[Source data]
Start of Block

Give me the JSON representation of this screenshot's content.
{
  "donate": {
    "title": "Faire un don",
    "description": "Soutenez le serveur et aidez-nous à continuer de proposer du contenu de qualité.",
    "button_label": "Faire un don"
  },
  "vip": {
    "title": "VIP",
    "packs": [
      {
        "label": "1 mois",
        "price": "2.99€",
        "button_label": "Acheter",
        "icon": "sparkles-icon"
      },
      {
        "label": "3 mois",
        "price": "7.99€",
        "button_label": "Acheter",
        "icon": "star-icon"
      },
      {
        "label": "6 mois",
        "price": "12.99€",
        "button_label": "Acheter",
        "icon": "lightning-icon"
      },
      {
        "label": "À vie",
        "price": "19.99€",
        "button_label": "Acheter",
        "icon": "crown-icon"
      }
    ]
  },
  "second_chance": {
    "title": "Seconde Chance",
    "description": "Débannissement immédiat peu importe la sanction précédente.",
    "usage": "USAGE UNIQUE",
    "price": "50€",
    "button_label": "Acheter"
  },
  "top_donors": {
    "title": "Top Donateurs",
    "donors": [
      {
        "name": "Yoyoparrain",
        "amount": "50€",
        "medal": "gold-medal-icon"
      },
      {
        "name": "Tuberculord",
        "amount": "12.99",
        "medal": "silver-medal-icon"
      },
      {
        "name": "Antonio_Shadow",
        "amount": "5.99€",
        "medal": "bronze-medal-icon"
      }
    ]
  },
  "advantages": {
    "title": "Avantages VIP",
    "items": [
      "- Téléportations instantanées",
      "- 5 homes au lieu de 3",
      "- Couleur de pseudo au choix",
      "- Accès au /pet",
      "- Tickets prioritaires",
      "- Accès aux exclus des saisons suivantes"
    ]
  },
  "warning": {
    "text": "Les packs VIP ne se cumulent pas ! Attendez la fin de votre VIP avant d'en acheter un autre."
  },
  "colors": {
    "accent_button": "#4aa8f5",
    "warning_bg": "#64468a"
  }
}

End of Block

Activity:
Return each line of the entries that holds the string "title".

Task response:
    "title": "Faire un don",
    "title": "VIP",
    "title": "Seconde Chance",
    "title": "Top Donateurs",
    "title": "Avantages VIP",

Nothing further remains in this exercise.